LBNL Report Number
Chemical release disasters have serious consequences, disrupting ecosystems, society, and causing significant loss of life. Mitigating the destructive impacts relies on identification and mapping, monitoring, and trajectory forecasting. Improvements in sensor capabilities are enabling airborne and space-based remote sensing to support response activities. Key applications are improving transport models in complex terrain and improved disaster response.
Understanding urban atmospheric transport in the Los Angeles Basin, where topographic influences on transport patterns are significant, was improved by leveraging the Aliso Canyon leak as an atmospheric tracer. Plume characterization data was collected by the AutoMObile trace Gas (AMOG) Surveyor, a commuter car modified for science.

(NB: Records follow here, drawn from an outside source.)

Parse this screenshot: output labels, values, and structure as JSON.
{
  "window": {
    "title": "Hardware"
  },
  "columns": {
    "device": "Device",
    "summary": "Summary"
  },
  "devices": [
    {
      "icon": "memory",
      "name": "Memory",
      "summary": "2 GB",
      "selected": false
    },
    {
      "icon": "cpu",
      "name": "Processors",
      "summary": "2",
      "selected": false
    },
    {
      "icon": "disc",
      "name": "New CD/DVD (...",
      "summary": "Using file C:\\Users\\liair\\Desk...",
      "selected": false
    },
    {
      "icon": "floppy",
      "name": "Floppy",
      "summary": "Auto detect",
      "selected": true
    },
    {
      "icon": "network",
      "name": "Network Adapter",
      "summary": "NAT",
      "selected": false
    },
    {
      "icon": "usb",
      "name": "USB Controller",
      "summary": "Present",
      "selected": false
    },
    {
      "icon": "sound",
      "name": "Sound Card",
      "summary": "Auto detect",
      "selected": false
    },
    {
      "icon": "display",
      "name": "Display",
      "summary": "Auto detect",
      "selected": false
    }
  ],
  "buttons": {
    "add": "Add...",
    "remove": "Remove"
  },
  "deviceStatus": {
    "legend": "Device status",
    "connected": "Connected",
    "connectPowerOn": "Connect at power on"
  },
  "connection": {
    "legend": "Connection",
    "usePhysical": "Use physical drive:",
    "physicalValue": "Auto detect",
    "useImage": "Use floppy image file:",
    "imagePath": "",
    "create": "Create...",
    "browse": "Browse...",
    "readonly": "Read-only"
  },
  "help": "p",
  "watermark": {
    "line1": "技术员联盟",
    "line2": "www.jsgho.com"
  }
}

Mobile surface in situ CH4 and winds were measured by AMOG Surveyor under Santa Ana conditions to estimate an emission rate of 365±30% Gg yr-1. Vertical profiles were collected by AMOG Surveyor by leveraging local topography for vertical profiling to identify the planetary boundary layer at ~700 m. Topography significantly constrained plume dispersion by up to a factor of two. The observed plume trajectory was used to validate satellite aerosol optical depth-inferred atmospheric transport, which suggested the plume first was driven offshore, but then veered back towards land. Numerical long-range transport model predictions confirm this interpretation. This study demonstrated a novel application of satellite aerosol remote sensing for disaster response.